Studies have shown that passionflower is a potent sleep aid and an effective tool for alleviating feelings of anxiety. Also known as incarnata, purple passionflower, and maypop, this herb appears to work by increasing levels of GABA in your brain in a similar manner as Valerian root. 
The Passionflower has been used extensively as a traditional medicinal herb by Native Americans. The fresh or dried leaves are often times made into tea.
Extracts are commonly found in health food stores, supplement stores, and apothecaries. Some preparations combine the effectiveness of Valerian root with passionflower to maximize the effects.
Passionflower Dosage For Sleep
Besides taking concentrated drops of passionflower extract at it's recommended dosage, you can infuse 1 tbsp. dried passionflower, that is about 2 grams of dried leaves, or one teabag into boiling water and steep the mixture for 5 minutes.

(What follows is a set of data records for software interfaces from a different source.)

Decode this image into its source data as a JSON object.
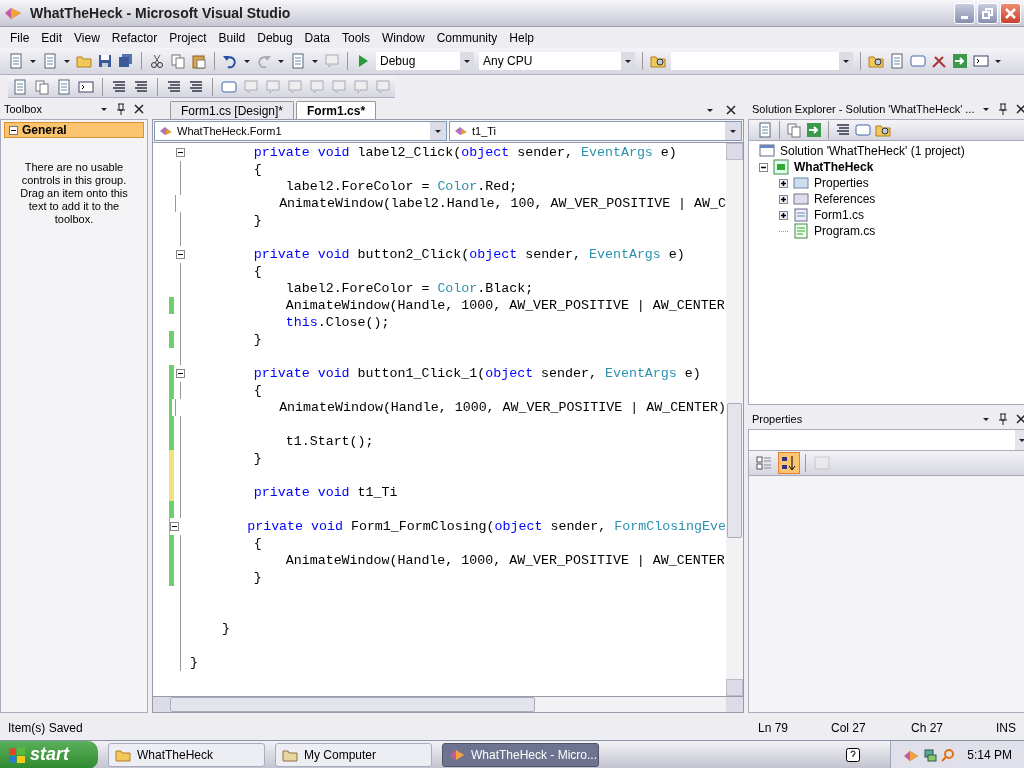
{
  "window": {
    "title": "WhatTheHeck - Microsoft Visual Studio"
  },
  "menu": [
    "File",
    "Edit",
    "View",
    "Refactor",
    "Project",
    "Build",
    "Debug",
    "Data",
    "Tools",
    "Window",
    "Community",
    "Help"
  ],
  "toolbar": {
    "configuration": "Debug",
    "platform": "Any CPU"
  },
  "toolbox": {
    "title": "Toolbox",
    "groups": [
      {
        "label": "General",
        "selected": true,
        "expanded": true
      }
    ],
    "message": "There are no usable controls in this group. Drag an item onto this text to add it to the toolbox."
  },
  "editor": {
    "tabs": [
      {
        "label": "Form1.cs [Design]*",
        "selected": false
      },
      {
        "label": "Form1.cs*",
        "selected": true
      }
    ],
    "type_dropdown": "WhatTheHeck.Form1",
    "member_dropdown": "t1_Ti",
    "lines": [
      {
        "modified": false,
        "fold": true,
        "tokens": [
          {
            "kind": "keyword",
            "text": "        private void"
          },
          {
            "kind": "plain",
            "text": " label2_Click("
          },
          {
            "kind": "keyword",
            "text": "object"
          },
          {
            "kind": "plain",
            "text": " sender, "
          },
          {
            "kind": "type",
            "text": "EventArgs"
          },
          {
            "kind": "plain",
            "text": " e)"
          }
        ]
      },
      {
        "modified": false,
        "fold": false,
        "tokens": [
          {
            "kind": "plain",
            "text": "        {"
          }
        ]
      },
      {
        "modified": false,
        "fold": false,
        "tokens": [
          {
            "kind": "plain",
            "text": "            label2.ForeColor = "
          },
          {
            "kind": "type",
            "text": "Color"
          },
          {
            "kind": "plain",
            "text": ".Red;"
          }
        ]
      },
      {
        "modified": false,
        "fold": false,
        "tokens": [
          {
            "kind": "plain",
            "text": "            AnimateWindow(label2.Handle, 100, AW_VER_POSITIVE | AW_C"
          }
        ]
      },
      {
        "modified": false,
        "fold": false,
        "tokens": [
          {
            "kind": "plain",
            "text": "        }"
          }
        ]
      },
      {
        "modified": false,
        "fold": false
      },
      {
        "modified": false,
        "fold": true,
        "tokens": [
          {
            "kind": "keyword",
            "text": "        private void"
          },
          {
            "kind": "plain",
            "text": " button2_Click("
          },
          {
            "kind": "keyword",
            "text": "object"
          },
          {
            "kind": "plain",
            "text": " sender, "
          },
          {
            "kind": "type",
            "text": "EventArgs"
          },
          {
            "kind": "plain",
            "text": " e)"
          }
        ]
      },
      {
        "modified": false,
        "fold": false,
        "tokens": [
          {
            "kind": "plain",
            "text": "        {"
          }
        ]
      },
      {
        "modified": false,
        "fold": false,
        "tokens": [
          {
            "kind": "plain",
            "text": "            label2.ForeColor = "
          },
          {
            "kind": "type",
            "text": "Color"
          },
          {
            "kind": "plain",
            "text": ".Black;"
          }
        ]
      },
      {
        "modified": true,
        "saved": true,
        "fold": false,
        "tokens": [
          {
            "kind": "plain",
            "text": "            AnimateWindow(Handle, 1000, AW_VER_POSITIVE | AW_CENTER"
          }
        ]
      },
      {
        "modified": false,
        "fold": false,
        "tokens": [
          {
            "kind": "keyword",
            "text": "            this"
          },
          {
            "kind": "plain",
            "text": ".Close();"
          }
        ]
      },
      {
        "modified": true,
        "saved": true,
        "fold": false,
        "tokens": [
          {
            "kind": "plain",
            "text": "        }"
          }
        ]
      },
      {
        "modified": false,
        "fold": false
      },
      {
        "modified": true,
        "saved": true,
        "fold": true,
        "tokens": [
          {
            "kind": "keyword",
            "text": "        private void"
          },
          {
            "kind": "plain",
            "text": " button1_Click_1("
          },
          {
            "kind": "keyword",
            "text": "object"
          },
          {
            "kind": "plain",
            "text": " sender, "
          },
          {
            "kind": "type",
            "text": "EventArgs"
          },
          {
            "kind": "plain",
            "text": " e)"
          }
        ]
      },
      {
        "modified": true,
        "saved": true,
        "fold": false,
        "tokens": [
          {
            "kind": "plain",
            "text": "        {"
          }
        ]
      },
      {
        "modified": true,
        "saved": true,
        "fold": false,
        "tokens": [
          {
            "kind": "plain",
            "text": "            AnimateWindow(Handle, 1000, AW_VER_POSITIVE | AW_CENTER)"
          }
        ]
      },
      {
        "modified": true,
        "saved": true,
        "fold": false
      },
      {
        "modified": true,
        "saved": true,
        "fold": false,
        "tokens": [
          {
            "kind": "plain",
            "text": "            t1.Start();"
          }
        ]
      },
      {
        "modified": true,
        "saved": false,
        "fold": false,
        "tokens": [
          {
            "kind": "plain",
            "text": "        }"
          }
        ]
      },
      {
        "modified": true,
        "saved": false,
        "fold": false
      },
      {
        "modified": true,
        "saved": false,
        "fold": false,
        "tokens": [
          {
            "kind": "keyword",
            "text": "        private void"
          },
          {
            "kind": "plain",
            "text": " t1_Ti"
          }
        ]
      },
      {
        "modified": true,
        "saved": true,
        "fold": false
      },
      {
        "modified": true,
        "saved": true,
        "fold": true,
        "tokens": [
          {
            "kind": "keyword",
            "text": "        private void"
          },
          {
            "kind": "plain",
            "text": " Form1_FormClosing("
          },
          {
            "kind": "keyword",
            "text": "object"
          },
          {
            "kind": "plain",
            "text": " sender, "
          },
          {
            "kind": "type",
            "text": "FormClosingEve"
          }
        ]
      },
      {
        "modified": true,
        "saved": true,
        "fold": false,
        "tokens": [
          {
            "kind": "plain",
            "text": "        {"
          }
        ]
      },
      {
        "modified": true,
        "saved": true,
        "fold": false,
        "tokens": [
          {
            "kind": "plain",
            "text": "            AnimateWindow(Handle, 1000, AW_VER_POSITIVE | AW_CENTER"
          }
        ]
      },
      {
        "modified": true,
        "saved": true,
        "fold": false,
        "tokens": [
          {
            "kind": "plain",
            "text": "        }"
          }
        ]
      },
      {
        "modified": false,
        "fold": false
      },
      {
        "modified": false,
        "fold": false
      },
      {
        "modified": false,
        "fold": false,
        "tokens": [
          {
            "kind": "plain",
            "text": "    }"
          }
        ]
      },
      {
        "modified": false,
        "fold": false
      },
      {
        "modified": false,
        "fold": false,
        "tokens": [
          {
            "kind": "plain",
            "text": "}"
          }
        ]
      }
    ]
  },
  "solution_explorer": {
    "title": "Solution Explorer - Solution 'WhatTheHeck' ...",
    "tree": [
      {
        "label": "Solution 'WhatTheHeck' (1 project)",
        "kind": "solution",
        "children": [
          {
            "label": "WhatTheHeck",
            "kind": "project",
            "expanded": true,
            "children": [
              {
                "label": "Properties",
                "kind": "properties",
                "expanded": false
              },
              {
                "label": "References",
                "kind": "references",
                "expanded": false
              },
              {
                "label": "Form1.cs",
                "kind": "form",
                "expanded": false
              },
              {
                "label": "Program.cs",
                "kind": "code"
              }
            ]
          }
        ]
      }
    ]
  },
  "properties": {
    "title": "Properties",
    "view_buttons": [
      {
        "kind": "categorized",
        "selected": false,
        "disabled": false
      },
      {
        "kind": "alphabetical",
        "selected": true,
        "disabled": false
      },
      {
        "kind": "pages",
        "selected": false,
        "disabled": true
      }
    ]
  },
  "status_bar": {
    "message": "Item(s) Saved",
    "line": "Ln 79",
    "column": "Col 27",
    "char": "Ch 27",
    "mode": "INS"
  },
  "taskbar": {
    "start": "start",
    "tasks": [
      {
        "label": "WhatTheHeck",
        "kind": "folder",
        "selected": false
      },
      {
        "label": "My Computer",
        "kind": "computer",
        "selected": false
      },
      {
        "label": "WhatTheHeck - Micro...",
        "kind": "app",
        "selected": true
      }
    ],
    "clock": "5:14 PM"
  }
}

I personally prefer the tea over the extracts because I find the floral flavor to be relaxing on its own.
Sometimes, when I'm short on time though, I will opt for an extract. When I do, I'll take 30 drops about 45 minutes before bed and will quickly feel it's relaxing effects.
Read Also: 20 Best Foods to Eat Before a Test
I think I already mentioned it, but before you start taking anything for it's therapeutic or medicinal effects, it's always best to consult with your health care provider. This runs true, especially if you are taking any medications.
Additionally, this isn't a comprehensive list of every seep aid herb that might help with your sleeplessness. There are also magnolia bark, blue skullcap, ashwagandha, mint, lemon balm, hops flower, or even just a warm cup of milk or a bowl of oat porridge, that some people have found helpful.
But these ones above are the ones that I personally feel are the most effective means to help fight insomnia. I hope this information can be of assistance to you - and oh yeah, good night!
What NOT To Drink When You Can't Sleep?
Although many people believe that drinking coffee just before bed does not affect the quality of sleep, there is a coffee that will certainly keep you up. If you are having trouble falling asleep, then absolutely stay away from this drink?
Check out my latest article below:
Warning! This Drink Will Affect You Sleep - Here’s The Strongest Caffeine Fix You Can Get